Does she have a Pony Tail?

More importantly can she understand the Matamata mangled diction?

Did you just misassume his gender?

I don't like the way this article genders Jamie.

Pretty "tone deaf" tbh.

Why do they bother with this crap when they know perfectly well that 90% of humans find this Uncanny Valley stuff creepy as hell and do not want to engage with it?

And this needs access to your camera for what reason exactly?

The solution likely does speech-to-text (probably via MS Azure text to speech API or similar Google or AWS equivalents) then searches a small database of questions and when one is matched it provides a pre-programmed answer. Bit disingenuous and superficial to compare to Siri/Alexa/GA - can't imagine there's actually any AI smarts in there really.

If I had to speculate, I'd suggest that it probably uses the camera to takes a picture of you and store that on your account for some reason. To which I'd ask, why? and further - privacy issue much? Will have to take a look at the T&Cs when I get the chance.

Can't imagine they're storing the video of the conversation, given that they're only storing the transcript (text) of the interaction - probably due to storage costs.

Still, they'll probably use it to justify axing a bunch of call center jobs citing AI... despite there being no AI in this use case at all. Would suggest people would still prefer to talk to a human, but increasingly for major corps/banks - that's considered too expensive.

Exactly Poly. They want access to your camera, but why?
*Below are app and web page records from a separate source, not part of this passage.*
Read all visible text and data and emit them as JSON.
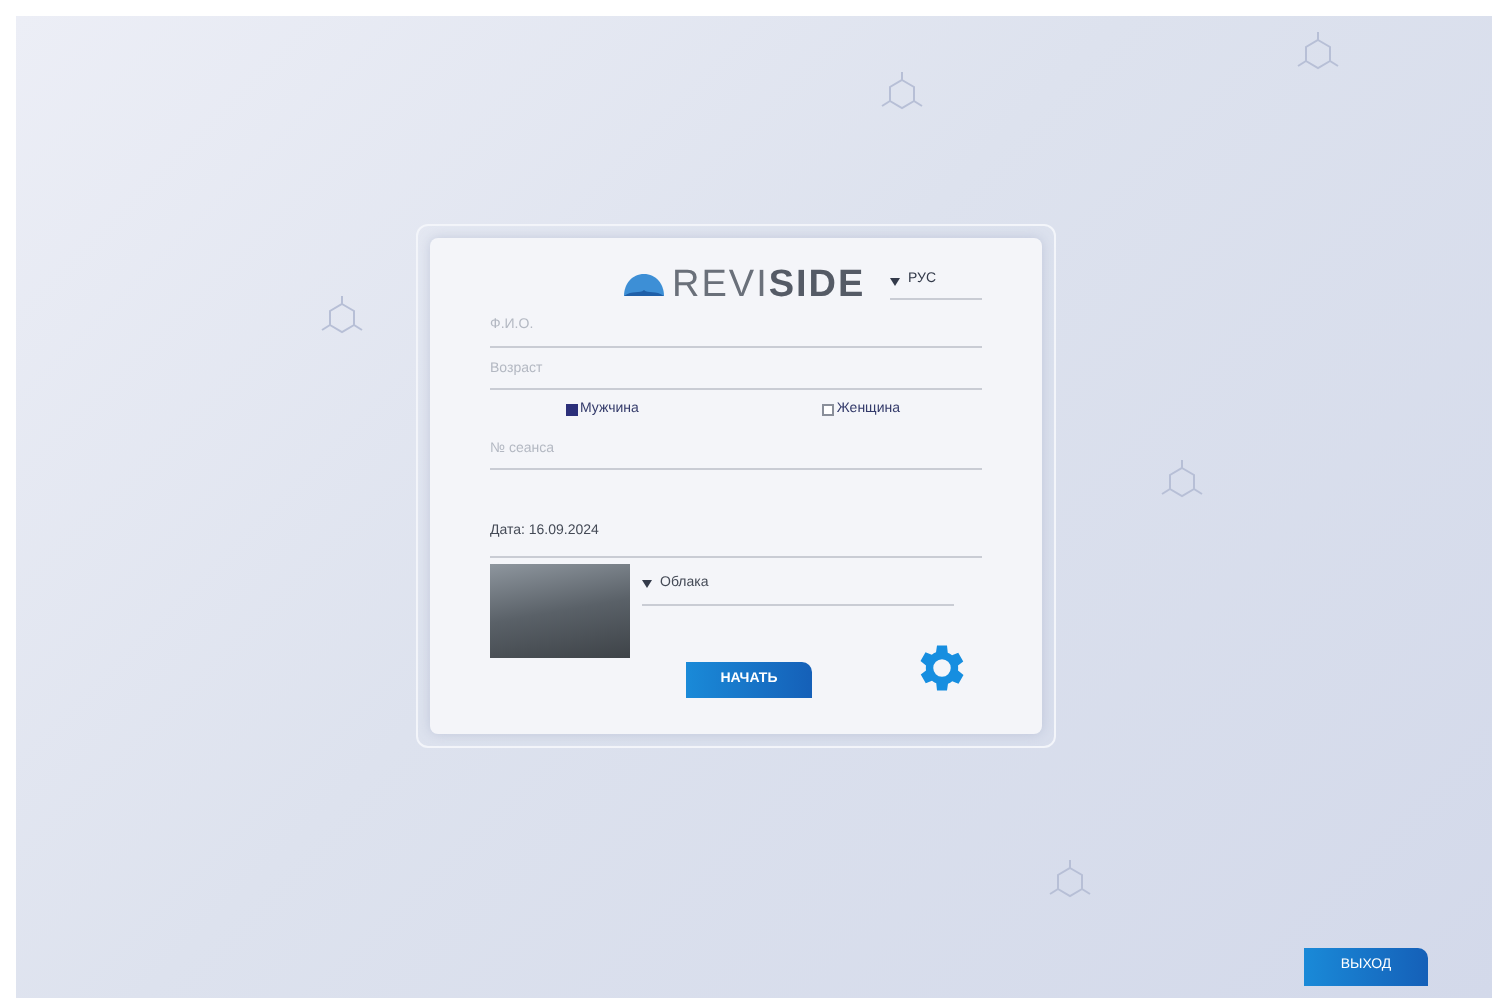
{
  "logo": {
    "text_light": "REVI",
    "text_bold": "SIDE"
  },
  "language": {
    "value": "РУС"
  },
  "fields": [
    {
      "placeholder": "Ф.И.О."
    },
    {
      "placeholder": "Возраст"
    }
  ],
  "gender": [
    {
      "label": "Мужчина",
      "selected": true
    },
    {
      "label": "Женщина",
      "selected": false
    }
  ],
  "session": {
    "placeholder": "№ сеанса"
  },
  "date": "Дата: 16.09.2024",
  "scene": {
    "value": "Облака"
  },
  "start_button": "НАЧАТЬ",
  "exit_button": "ВЫХОД"
}
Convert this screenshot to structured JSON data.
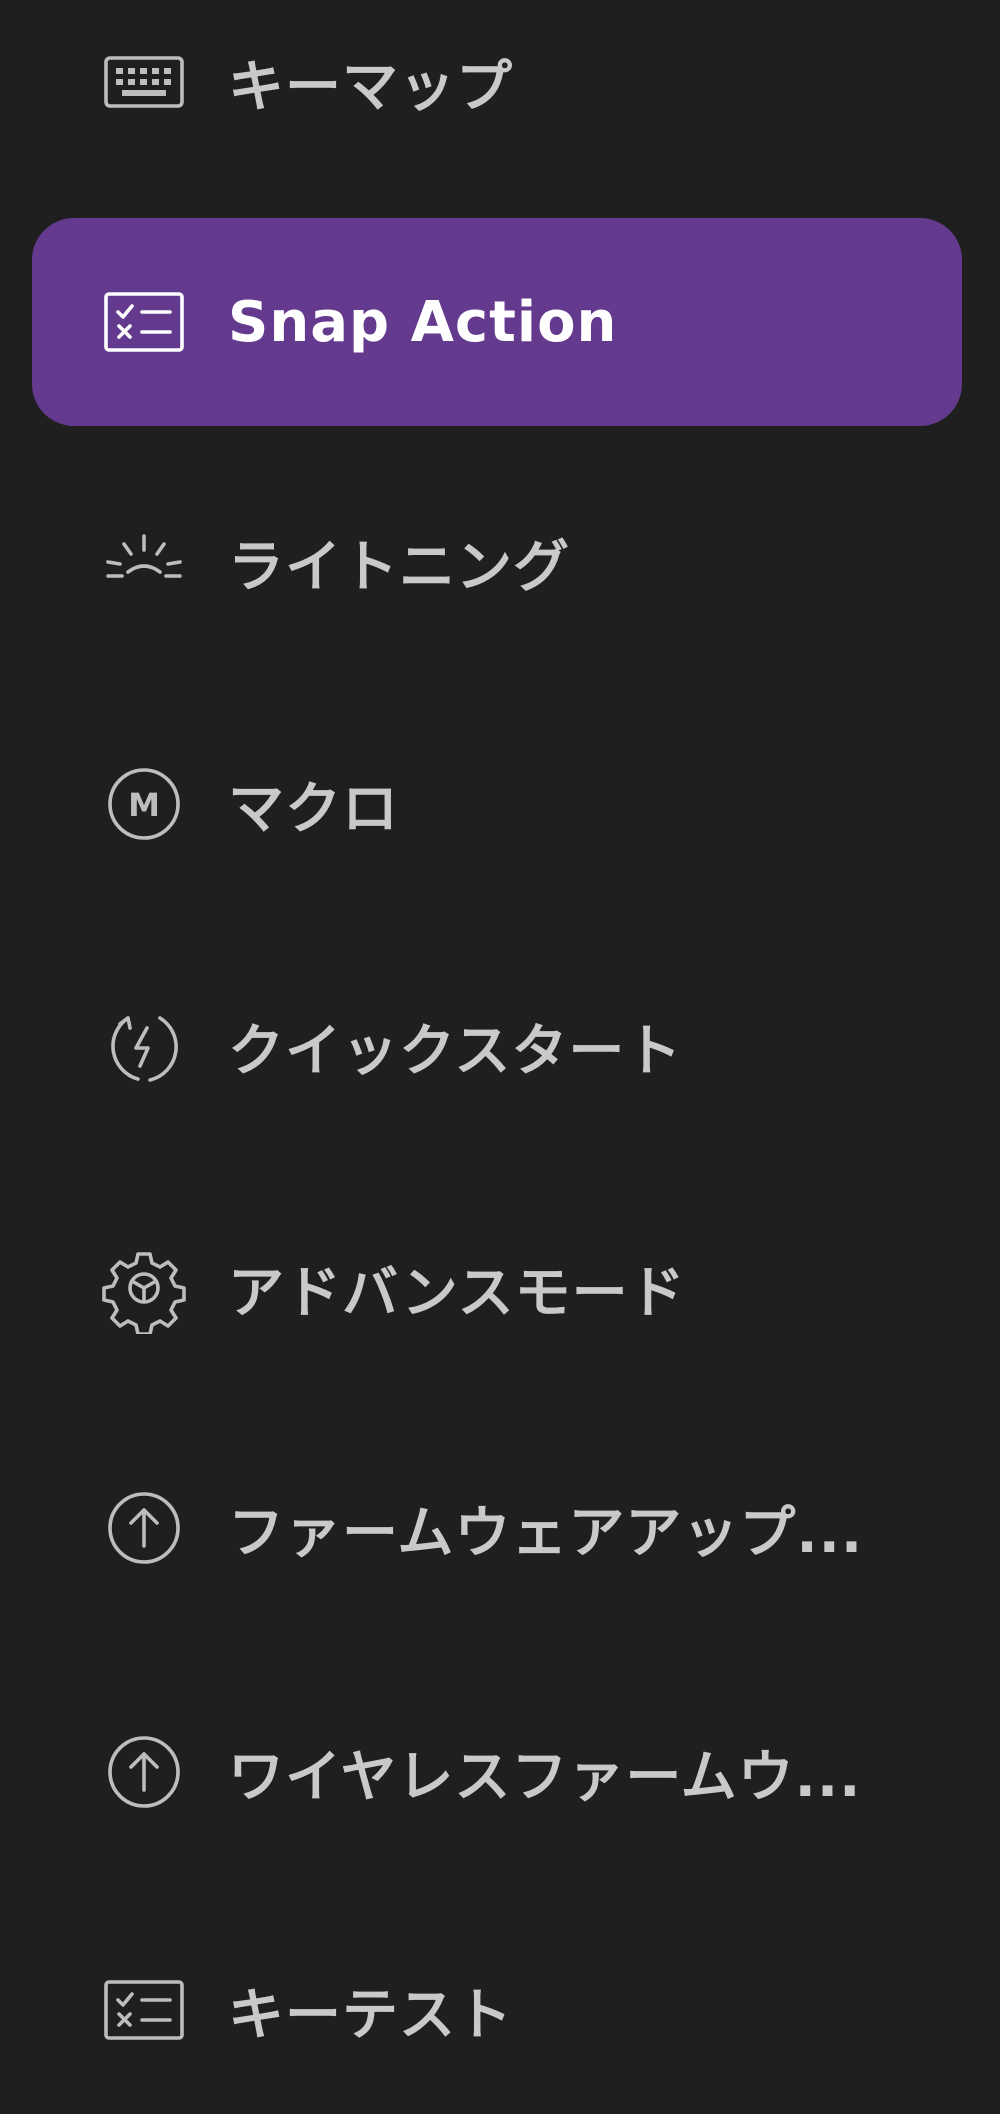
{
  "sidebar": {
    "items": [
      {
        "label": "キーマップ",
        "icon": "keyboard-icon",
        "active": false
      },
      {
        "label": "Snap Action",
        "icon": "checklist-icon",
        "active": true
      },
      {
        "label": "ライトニング",
        "icon": "sunrise-lighting-icon",
        "active": false
      },
      {
        "label": "マクロ",
        "icon": "macro-m-circle-icon",
        "active": false
      },
      {
        "label": "クイックスタート",
        "icon": "lightning-refresh-icon",
        "active": false
      },
      {
        "label": "アドバンスモード",
        "icon": "gear-icon",
        "active": false
      },
      {
        "label": "ファームウェアアップ...",
        "icon": "arrow-up-circle-icon",
        "active": false
      },
      {
        "label": "ワイヤレスファームウ...",
        "icon": "arrow-up-circle-icon",
        "active": false
      },
      {
        "label": "キーテスト",
        "icon": "checklist-icon",
        "active": false
      }
    ],
    "macro_icon_letter": "M"
  },
  "colors": {
    "background": "#1f1f1f",
    "active_background": "#643a8e",
    "text": "#c9c9c9",
    "active_text": "#ffffff"
  }
}
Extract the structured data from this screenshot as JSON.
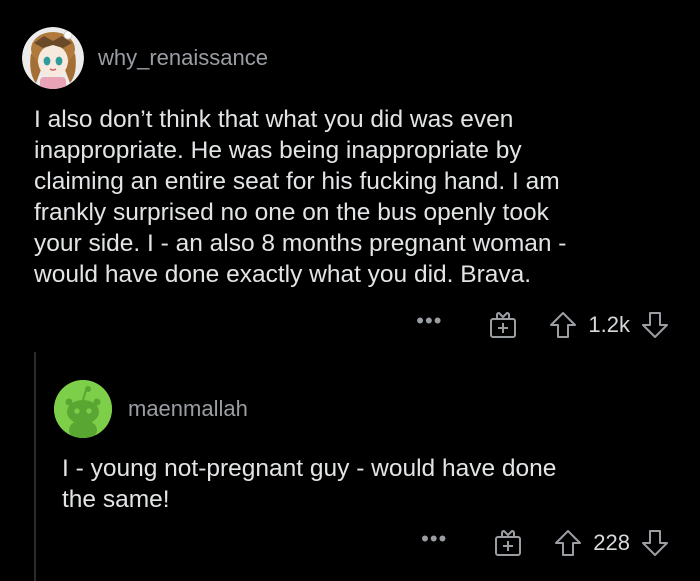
{
  "colors": {
    "background": "#000000",
    "text": "#e2e4e6",
    "muted": "#9a9ea3",
    "thread_line": "#2a2b2d",
    "reply_avatar_bg": "#7dcf4a"
  },
  "comment": {
    "username": "why_renaissance",
    "avatar_icon": "anime-avatar-icon",
    "body": "I also don’t think that what you did was even\ninappropriate. He was being inappropriate by\nclaiming an entire seat for his fucking hand. I am\nfrankly surprised no one on the bus openly took\nyour side. I - an also 8 months pregnant woman -\nwould have done exactly what you did. Brava.",
    "more_label": "•••",
    "score": "1.2k"
  },
  "reply": {
    "username": "maenmallah",
    "avatar_icon": "snoo-avatar-icon",
    "body": "I - young not-pregnant guy - would have done\nthe same!",
    "more_label": "•••",
    "score": "228"
  }
}
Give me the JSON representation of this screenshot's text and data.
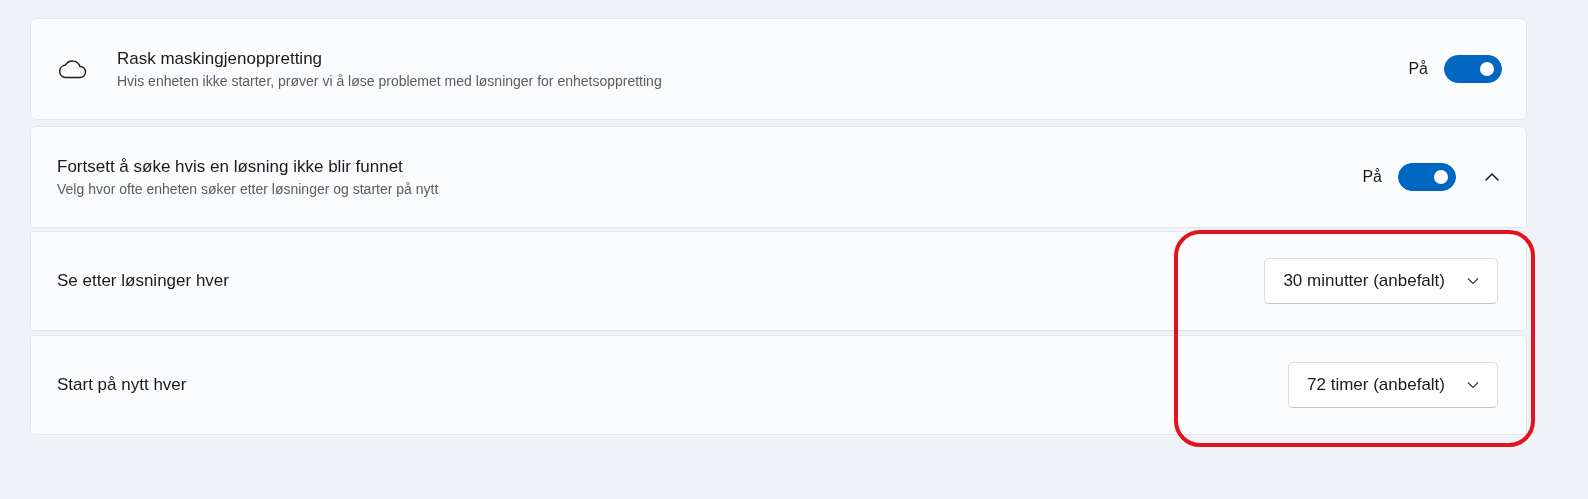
{
  "settings": [
    {
      "title": "Rask maskingjenoppretting",
      "description": "Hvis enheten ikke starter, prøver vi å løse problemet med løsninger for enhetsoppretting",
      "toggle_label": "På",
      "on": true
    },
    {
      "title": "Fortsett å søke hvis en løsning ikke blir funnet",
      "description": "Velg hvor ofte enheten søker etter løsninger og starter på nytt",
      "toggle_label": "På",
      "on": true,
      "expanded": true,
      "children": [
        {
          "label": "Se etter løsninger hver",
          "value": "30 minutter (anbefalt)"
        },
        {
          "label": "Start på nytt hver",
          "value": "72 timer (anbefalt)"
        }
      ]
    }
  ]
}
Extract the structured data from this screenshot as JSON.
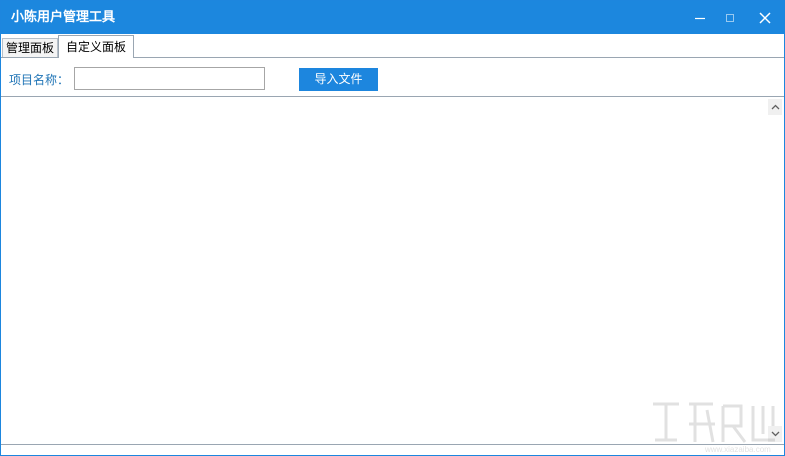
{
  "window": {
    "title": "小陈用户管理工具",
    "controls": [
      "minimize-icon",
      "maximize-icon",
      "close-icon"
    ],
    "accent_color": "#1c87de"
  },
  "tabs": [
    {
      "label": "管理面板",
      "active": false
    },
    {
      "label": "自定义面板",
      "active": true
    }
  ],
  "form": {
    "project_name_label": "项目名称：",
    "project_name_value": "",
    "import_button_label": "导入文件"
  },
  "content": {
    "scrollbar": {
      "up_icon": "chevron-up-icon",
      "down_icon": "chevron-down-icon"
    }
  },
  "watermark": {
    "icon": "download-site-watermark-logo"
  }
}
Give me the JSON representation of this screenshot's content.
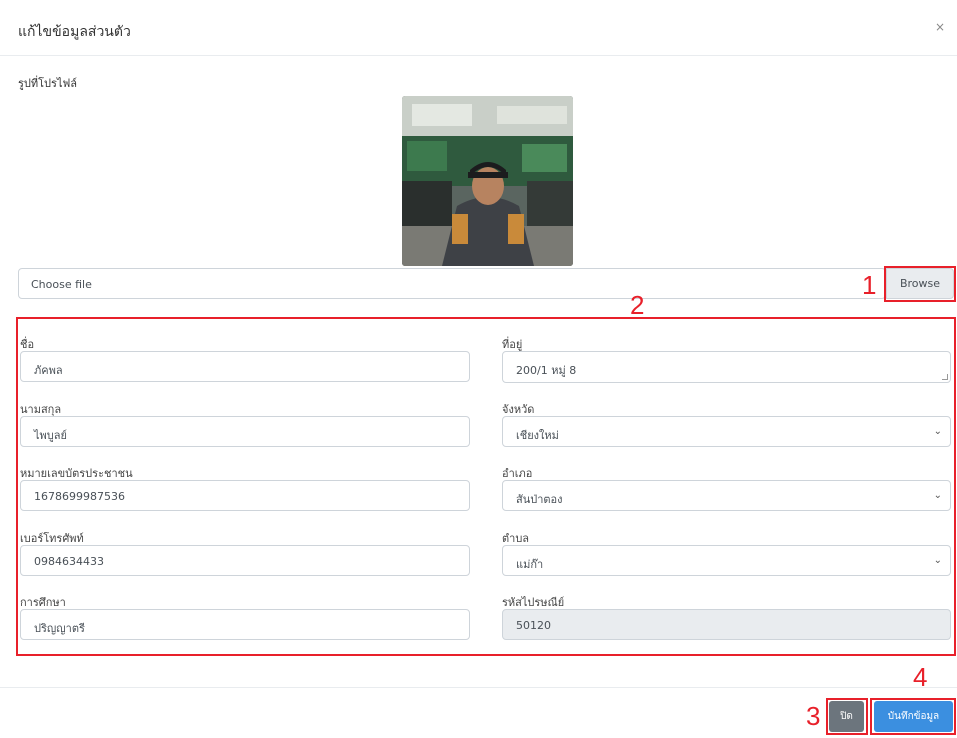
{
  "modal": {
    "title": "แก้ไขข้อมูลส่วนตัว",
    "close_symbol": "×"
  },
  "profile": {
    "label": "รูปที่โปรไฟล์",
    "photo_icon": "profile-photo"
  },
  "file_upload": {
    "placeholder": "Choose file",
    "browse_label": "Browse"
  },
  "annotations": {
    "one": "1",
    "two": "2",
    "three": "3",
    "four": "4",
    "color": "#e8202a"
  },
  "form": {
    "first_name": {
      "label": "ชื่อ",
      "value": "ภัคพล"
    },
    "last_name": {
      "label": "นามสกุล",
      "value": "ไพบูลย์"
    },
    "id_card": {
      "label": "หมายเลขบัตรประชาชน",
      "value": "1678699987536"
    },
    "phone": {
      "label": "เบอร์โทรศัพท์",
      "value": "0984634433"
    },
    "education": {
      "label": "การศึกษา",
      "value": "ปริญญาตรี"
    },
    "address": {
      "label": "ที่อยู่",
      "value": "200/1 หมู่ 8"
    },
    "province": {
      "label": "จังหวัด",
      "value": "เชียงใหม่"
    },
    "district": {
      "label": "อำเภอ",
      "value": "สันป่าตอง"
    },
    "subdistrict": {
      "label": "ตำบล",
      "value": "แม่ก๊า"
    },
    "postal_code": {
      "label": "รหัสไปรษณีย์",
      "value": "50120"
    }
  },
  "footer": {
    "close_label": "ปิด",
    "save_label": "บันทึกข้อมูล",
    "close_color": "#6c757d",
    "save_color": "#3b8fe0"
  }
}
And they are going to collect transcripts but not going to store those as identifiable. Odd.
At this time the banks are keen to close branches, saying most money now flows on the internet. True enough but it's the wrong measure and they know it. The right measure is going to the bank and seeing the queues which are long long long. When on a rare occasion I go to the branch it's for something complex, and the interaction might take 15 or 30 minutes. Staff come free very slowly. Same for everybody else in the queue, so it's both long long long and slow slow slow.
But remember us suckers are there to pay them money and do still everything ourselves. It's our place.

Hi Jamie, I would like to withdrawal all my savings.
> I heard you say "I want a haircut" is this correct?
No I want my money Jamie.
> Haircut commencing...Please place your pony tail in the deposit hole.

The only way you deal with bankers, who are actually controlling your money, not thiers. Is to meet them in person.

Humanoid Jamie is a non union member, diligently follows instructions, never strikes over pay and conditions and spreads just enough fear amongst ANZ Call Centre humans, so they do the same.

File under "We're making more money than we know what to do with". No one asked for this and one can imagine dealing with this smiling, friendly computer will be akin to dealing with a particularly infuriating automated phone system. But hey, at least we're not talking about the fact ANZ just paid an $18m fine for criminal cartel offences.